“We are the first state government in the country which has decided to legalise hawking. This will ensure you are not evicted by anybody. We have formulated a policy for the hawkers. We are the first in the country to start the process of registering vendors and hawkers,” Banerjee said after a meeting with hawkers. Banerjee said the process of registration will begin on July 15 and continue for three months, and dedicated counters will be set up for the process.”The process of verifying the applications will be carried outfirst. Once, verified, you will be given a registration certificate and free trade licence. But this facility is available only for the existing hawkers,” announcedBanerjee. Also Read – Need to understand why law graduate’s natural choice is not legal profession: CJIThe whole process will be monitored by a committee comprising the KMC, the state Government and the police. The Chief Minister also urged the hawkers not to encroach on the shop keepers or inconvenience pedestrians.
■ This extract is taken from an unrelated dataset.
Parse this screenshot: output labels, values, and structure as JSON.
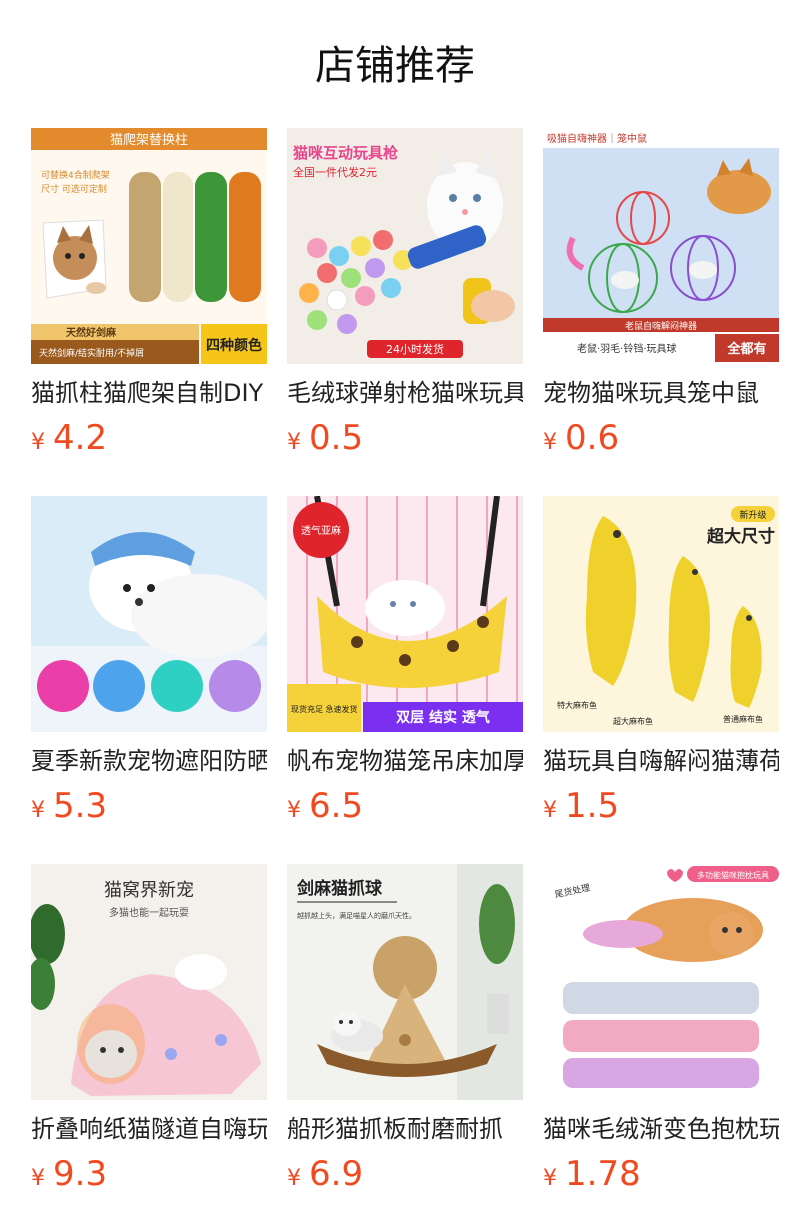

About 5000 licensed shopkeepers—on strike in the New market area–have been contending that it was becoming difficult for them to stay in business as hawkers, apart from competing with cheaper goods, block shop facades preventing the entry of shoppers in the market.